Coram’s hospital was run as a private enterprise, headed by a board of governors that included wealthy, commercial people, without any administration from the state or the Church. McClure narrates everything in details, illustrating the hospital’s humane treatment of the children that it was considered as better treatment than that of more privileged ones.


A Vindication of the Rights of Woman by Mary Wollstonecraft

Mary Wollstonecraft comes in the defense of the woman in her own feminist philosophical work “A Vindication of the Rights of a Woman.”

Written as a response to Charles Maurice de Talleyrand-Périgord's 1791 report to the French National Assembly, Wollstonecraft argues against the statement that women should only have domestic education.

Wollstonecraft asserts that women should also be given access to education at a level appropriate to her societal position, and that they be viewed as human beings that should be accorded the same fundamental rights as the males.


Common Sense: The Rights of Man, and Other Essential Writings of Thomas Paine

The Revolutionary  War of the United States is significant in relation to the history of eighteenth century London. It is in this war that the United States, along with other North American colonies, rallied for their independence from Britain.

Thomas Paine’s pamphlet Common Sense contained moral and political arguments that resonated among the common people in the Thirteen Colonies, which prompted them to demand their freedom from Britain.


Tom Jones by Henry Fielding

This book walks you through the London adventures of Tom Jones, a baby found by wealthy Squire Allworthy in his bed. He was sent away after his affair with a local town girl who is also the apple of the eye of Allworthy’s nephew, Blifil. Highly entertaining, it is full of comic fun that reminds everyone how lively and colorful the 18th century is before the 19th century rolled in.


Wedlock: How Georgian Britain's Worst Husband Met His Match by Wendy Moore
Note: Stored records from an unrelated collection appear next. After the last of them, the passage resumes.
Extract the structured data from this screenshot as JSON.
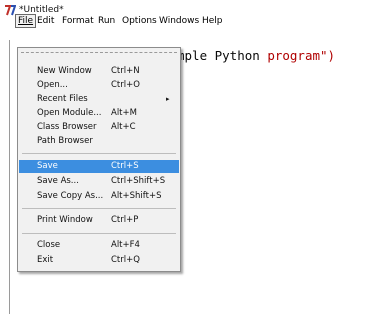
{
  "window": {
    "title": "*Untitled*",
    "icon": "idle-icon"
  },
  "menubar": {
    "items": [
      {
        "label": "File",
        "mnemonic": "F"
      },
      {
        "label": "Edit",
        "mnemonic": "E"
      },
      {
        "label": "Format",
        "mnemonic": "o"
      },
      {
        "label": "Run",
        "mnemonic": "R"
      },
      {
        "label": "Options",
        "mnemonic": "O"
      },
      {
        "label": "Windows",
        "mnemonic": "W"
      },
      {
        "label": "Help",
        "mnemonic": "H"
      }
    ],
    "open_menu": "File"
  },
  "editor": {
    "visible_text_plain": "mple Python ",
    "visible_text_string": "program\")"
  },
  "file_menu": {
    "items": [
      {
        "label": "New Window",
        "accel": "Ctrl+N"
      },
      {
        "label": "Open...",
        "accel": "Ctrl+O"
      },
      {
        "label": "Recent Files",
        "accel": "",
        "submenu": true
      },
      {
        "label": "Open Module...",
        "accel": "Alt+M"
      },
      {
        "label": "Class Browser",
        "accel": "Alt+C"
      },
      {
        "label": "Path Browser",
        "accel": ""
      },
      {
        "label": "Save",
        "accel": "Ctrl+S",
        "selected": true
      },
      {
        "label": "Save As...",
        "accel": "Ctrl+Shift+S"
      },
      {
        "label": "Save Copy As...",
        "accel": "Alt+Shift+S"
      },
      {
        "label": "Print Window",
        "accel": "Ctrl+P"
      },
      {
        "label": "Close",
        "accel": "Alt+F4"
      },
      {
        "label": "Exit",
        "accel": "Ctrl+Q"
      }
    ],
    "submenu_arrow": "▸"
  },
  "colors": {
    "selection": "#3c8ee0",
    "string": "#b00000",
    "menu_bg": "#f1f1f1"
  }
}
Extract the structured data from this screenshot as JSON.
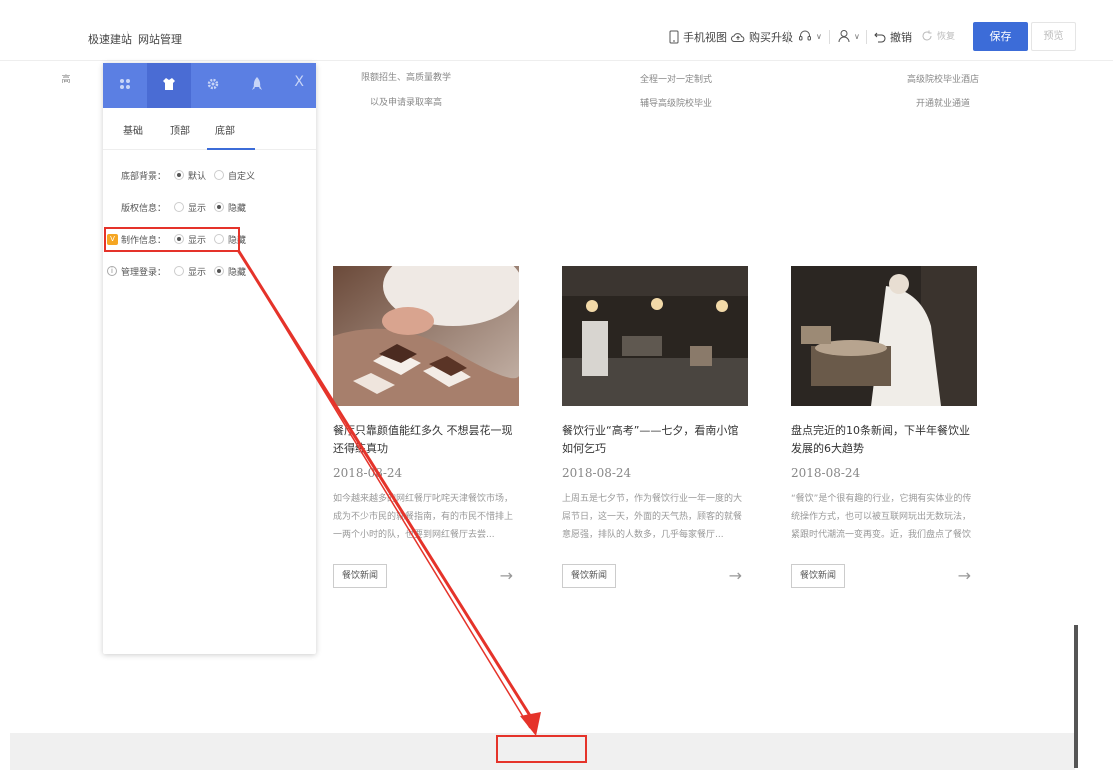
{
  "topbar": {
    "quick_build": "极速建站",
    "site_manage": "网站管理",
    "mobile_view": "手机视图",
    "upgrade": "购买升级",
    "undo": "撤销",
    "redo": "恢复",
    "save": "保存",
    "preview": "预览"
  },
  "features": {
    "col1_partial": "高",
    "col2_line1": "限额招生、高质量教学",
    "col2_line2": "以及申请录取率高",
    "col3_line1": "全程一对一定制式",
    "col3_line2": "辅导高级院校毕业",
    "col4_line1": "高级院校毕业酒店",
    "col4_line2": "开通就业通道"
  },
  "panel": {
    "icons": [
      "grid-icon",
      "shirt-icon",
      "gear-icon",
      "rocket-icon"
    ],
    "close": "X",
    "subtabs": [
      "基础",
      "顶部",
      "底部"
    ],
    "active_subtab": "底部",
    "options": [
      {
        "label": "底部背景：",
        "choices": [
          "默认",
          "自定义"
        ],
        "selected": 0
      },
      {
        "label": "版权信息：",
        "choices": [
          "显示",
          "隐藏"
        ],
        "selected": 1
      },
      {
        "label": "制作信息：",
        "choices": [
          "显示",
          "隐藏"
        ],
        "selected": 0
      },
      {
        "label": "管理登录：",
        "choices": [
          "显示",
          "隐藏"
        ],
        "selected": 1
      }
    ],
    "vip_badge": "V",
    "info_badge": "i"
  },
  "cards": [
    {
      "title": "餐厅只靠颜值能红多久 不想昙花一现还得练真功",
      "date": "2018-08-24",
      "desc": "如今越来越多的网红餐厅叱咤天津餐饮市场，成为不少市民的就餐指南，有的市民不惜排上一两个小时的队，也要到网红餐厅去尝...",
      "tag": "餐饮新闻",
      "arrow": "→"
    },
    {
      "title": "餐饮行业“高考”——七夕，看南小馆如何乞巧",
      "date": "2018-08-24",
      "desc": "上周五是七夕节，作为餐饮行业一年一度的大屌节日，这一天，外面的天气热，顾客的就餐意愿强，排队的人数多，几乎每家餐厅...",
      "tag": "餐饮新闻",
      "arrow": "→"
    },
    {
      "title": "盘点完近的10条新闻，下半年餐饮业发展的6大趋势",
      "date": "2018-08-24",
      "desc": "“餐饮”是个很有趣的行业，它拥有实体业的传统操作方式，也可以被互联网玩出无数玩法，紧跟时代潮流一变再变。近，我们盘点了餐饮大牌们...",
      "tag": "餐饮新闻",
      "arrow": "→"
    }
  ],
  "colors": {
    "accent": "#3c6cd8",
    "panel_header": "#5b7fe3",
    "annotation_red": "#e5332a"
  }
}
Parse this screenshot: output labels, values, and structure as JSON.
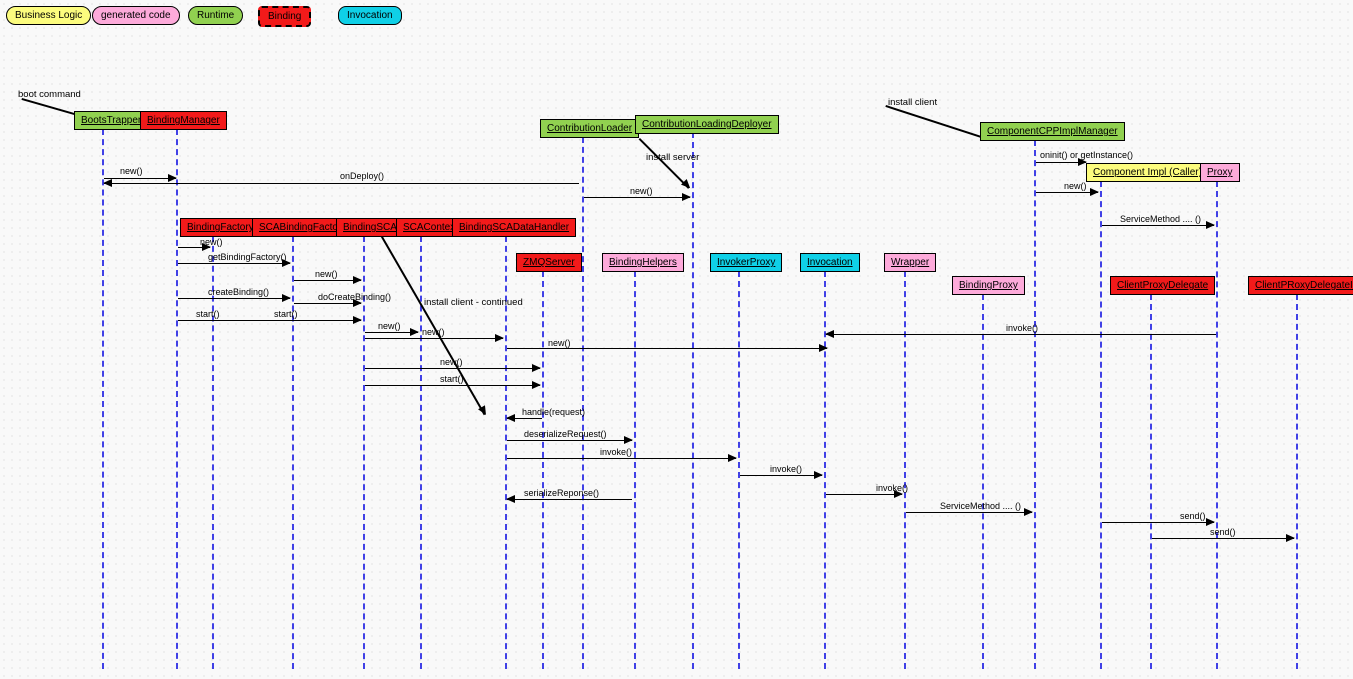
{
  "legend": {
    "business": "Business Logic",
    "generated": "generated code",
    "runtime": "Runtime",
    "binding": "Binding",
    "invocation": "Invocation"
  },
  "participants": {
    "boot": "BootsTrapper",
    "bindmgr": "BindingManager",
    "bindfact": "BindingFactory",
    "scabindfact": "SCABindingFactory",
    "bindsca": "BindingSCA",
    "scactx": "SCAContext",
    "scadatah": "BindingSCADataHandler",
    "zmq": "ZMQServer",
    "contribload": "ContributionLoader",
    "contribdeploy": "ContributionLoadingDeployer",
    "bindhelp": "BindingHelpers",
    "invproxy": "InvokerProxy",
    "invocation": "Invocation",
    "wrapper": "Wrapper",
    "bindproxy": "BindingProxy",
    "cppmgr": "ComponentCPPImplManager",
    "compimpl": "Component Impl (Caller)",
    "clientpd": "ClientProxyDelegate",
    "proxy": "Proxy",
    "clientpdimpl": "ClientPRoxyDelegateImpl"
  },
  "labels": {
    "bootcmd": "boot command",
    "installclient": "install client",
    "installserver": "install server",
    "installclientcont": "install client - continued",
    "oninit": "oninit() or getInstance()",
    "servicemethod": "ServiceMethod .... ()",
    "servicemethod2": "ServiceMethod .... ()"
  },
  "messages": {
    "new": "new()",
    "ondeploy": "onDeploy()",
    "getbindfact": "getBindingFactory()",
    "createbind": "createBinding()",
    "docreatebind": "doCreateBinding()",
    "start": "start()",
    "handle": "handle(request)",
    "deserialize": "deserializeRequest()",
    "invoke": "invoke()",
    "serialize": "serializeReponse()",
    "send": "send()"
  }
}
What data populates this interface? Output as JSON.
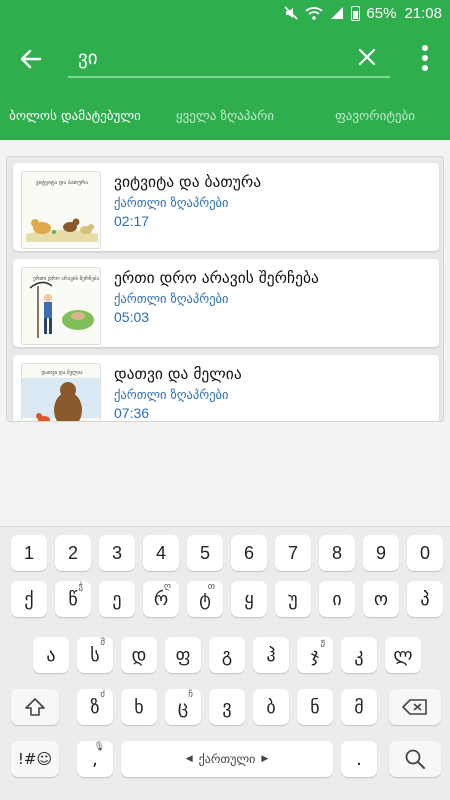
{
  "status_bar": {
    "battery": "65%",
    "time": "21:08"
  },
  "app_bar": {
    "search_value": "ვი",
    "icons": {
      "back": "arrow-back-icon",
      "clear": "close-icon",
      "more": "more-vert-icon"
    }
  },
  "tabs": [
    {
      "label": "ბოლოს დამატებული",
      "active": true
    },
    {
      "label": "ყველა ზღაპარი",
      "active": false
    },
    {
      "label": "ფავორიტები",
      "active": false
    }
  ],
  "results": [
    {
      "title": "ვიტვიტა და ბათურა",
      "category": "ქართლი ზღაპრები",
      "duration": "02:17",
      "thumb_caption": "ვიტვიტა და ბათურა"
    },
    {
      "title": "ერთი დრო არავის შერჩება",
      "category": "ქართლი ზღაპრები",
      "duration": "05:03",
      "thumb_caption": "ერთი დრო არავის შერჩება"
    },
    {
      "title": "დათვი და მელია",
      "category": "ქართლი ზღაპრები",
      "duration": "07:36",
      "thumb_caption": "დათვი და მელია"
    }
  ],
  "keyboard": {
    "row_numbers": [
      "1",
      "2",
      "3",
      "4",
      "5",
      "6",
      "7",
      "8",
      "9",
      "0"
    ],
    "row1": [
      {
        "c": "ქ",
        "h": ""
      },
      {
        "c": "წ",
        "h": "ჭ"
      },
      {
        "c": "ე",
        "h": ""
      },
      {
        "c": "რ",
        "h": "ღ"
      },
      {
        "c": "ტ",
        "h": "თ"
      },
      {
        "c": "ყ",
        "h": ""
      },
      {
        "c": "უ",
        "h": ""
      },
      {
        "c": "ი",
        "h": ""
      },
      {
        "c": "ო",
        "h": ""
      },
      {
        "c": "პ",
        "h": ""
      }
    ],
    "row2": [
      {
        "c": "ა",
        "h": ""
      },
      {
        "c": "ს",
        "h": "შ"
      },
      {
        "c": "დ",
        "h": ""
      },
      {
        "c": "ფ",
        "h": ""
      },
      {
        "c": "გ",
        "h": ""
      },
      {
        "c": "ჰ",
        "h": ""
      },
      {
        "c": "ჯ",
        "h": "ჟ"
      },
      {
        "c": "კ",
        "h": ""
      },
      {
        "c": "ლ",
        "h": ""
      }
    ],
    "row3": [
      {
        "c": "ზ",
        "h": "ძ"
      },
      {
        "c": "ხ",
        "h": ""
      },
      {
        "c": "ც",
        "h": "ჩ"
      },
      {
        "c": "ვ",
        "h": ""
      },
      {
        "c": "ბ",
        "h": ""
      },
      {
        "c": "ნ",
        "h": ""
      },
      {
        "c": "მ",
        "h": ""
      }
    ],
    "symbols_label": "!#☺",
    "comma": ",",
    "space_label": "ქართული",
    "period": ".",
    "icons": {
      "shift": "shift-icon",
      "backspace": "backspace-icon",
      "search": "search-icon"
    }
  },
  "colors": {
    "brand": "#2fae4e",
    "link": "#2a6fb0"
  }
}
Moore recounts in Wedlock the brutal marriage of Mary Eleanor Bowes, one of Britain’s countess, to an abusive husband. Her story serves to examine the property law, marital rights, and social behaviours during the period of Georgian London as it discusses violence, deception, and abduction in its narrative.


About author:
Laura Buckler works at Scholaradvisor dissertation service and also she is a big fan of reading books.